Required work:
Repeat the entries that follow verbatim, without any of their pictures.

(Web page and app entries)
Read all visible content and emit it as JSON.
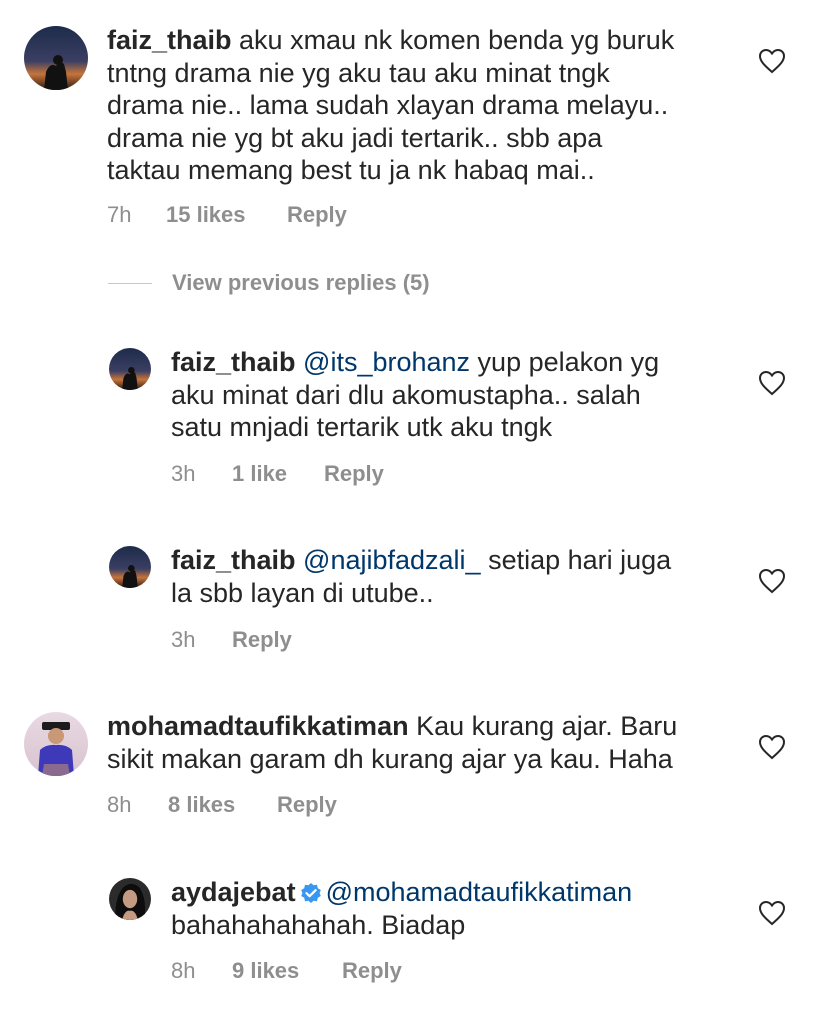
{
  "colors": {
    "text": "#262626",
    "secondary": "#8e8e8e",
    "mention": "#00376b",
    "verified": "#3897f0"
  },
  "comments": [
    {
      "username": "faiz_thaib",
      "text": " aku xmau nk komen benda yg buruk\ntntng drama nie yg aku tau aku minat tngk\ndrama nie.. lama sudah xlayan drama melayu..\ndrama nie yg bt aku jadi tertarik.. sbb apa\ntaktau memang best tu ja nk habaq mai..",
      "time": "7h",
      "likes": "15 likes",
      "reply": "Reply"
    },
    {
      "username": "faiz_thaib",
      "mention": "@its_brohanz",
      "text": " yup pelakon yg\naku minat dari dlu akomustapha.. salah\nsatu mnjadi tertarik utk aku tngk",
      "time": "3h",
      "likes": "1 like",
      "reply": "Reply"
    },
    {
      "username": "faiz_thaib",
      "mention": "@najibfadzali_",
      "text": " setiap hari juga\nla sbb layan di utube..",
      "time": "3h",
      "reply": "Reply"
    },
    {
      "username": "mohamadtaufikkatiman",
      "text": " Kau kurang ajar. Baru\nsikit makan garam dh kurang ajar ya kau. Haha",
      "time": "8h",
      "likes": "8 likes",
      "reply": "Reply"
    },
    {
      "username": "aydajebat",
      "mention": "@mohamadtaufikkatiman",
      "text": "\nbahahahahahah. Biadap",
      "time": "8h",
      "likes": "9 likes",
      "reply": "Reply"
    }
  ],
  "view_previous": "View previous replies (5)"
}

Exercise output:
Read all visible content and emit it as JSON.
{
  "colors": {
    "text": "#262626",
    "secondary": "#8e8e8e",
    "mention": "#00376b",
    "verified": "#3897f0"
  },
  "comments": [
    {
      "username": "faiz_thaib",
      "text": " aku xmau nk komen benda yg buruk\ntntng drama nie yg aku tau aku minat tngk\ndrama nie.. lama sudah xlayan drama melayu..\ndrama nie yg bt aku jadi tertarik.. sbb apa\ntaktau memang best tu ja nk habaq mai..",
      "time": "7h",
      "likes": "15 likes",
      "reply": "Reply"
    },
    {
      "username": "faiz_thaib",
      "mention": "@its_brohanz",
      "text": " yup pelakon yg\naku minat dari dlu akomustapha.. salah\nsatu mnjadi tertarik utk aku tngk",
      "time": "3h",
      "likes": "1 like",
      "reply": "Reply"
    },
    {
      "username": "faiz_thaib",
      "mention": "@najibfadzali_",
      "text": " setiap hari juga\nla sbb layan di utube..",
      "time": "3h",
      "reply": "Reply"
    },
    {
      "username": "mohamadtaufikkatiman",
      "text": " Kau kurang ajar. Baru\nsikit makan garam dh kurang ajar ya kau. Haha",
      "time": "8h",
      "likes": "8 likes",
      "reply": "Reply"
    },
    {
      "username": "aydajebat",
      "mention": "@mohamadtaufikkatiman",
      "text": "\nbahahahahahah. Biadap",
      "time": "8h",
      "likes": "9 likes",
      "reply": "Reply"
    }
  ],
  "view_previous": "View previous replies (5)"
}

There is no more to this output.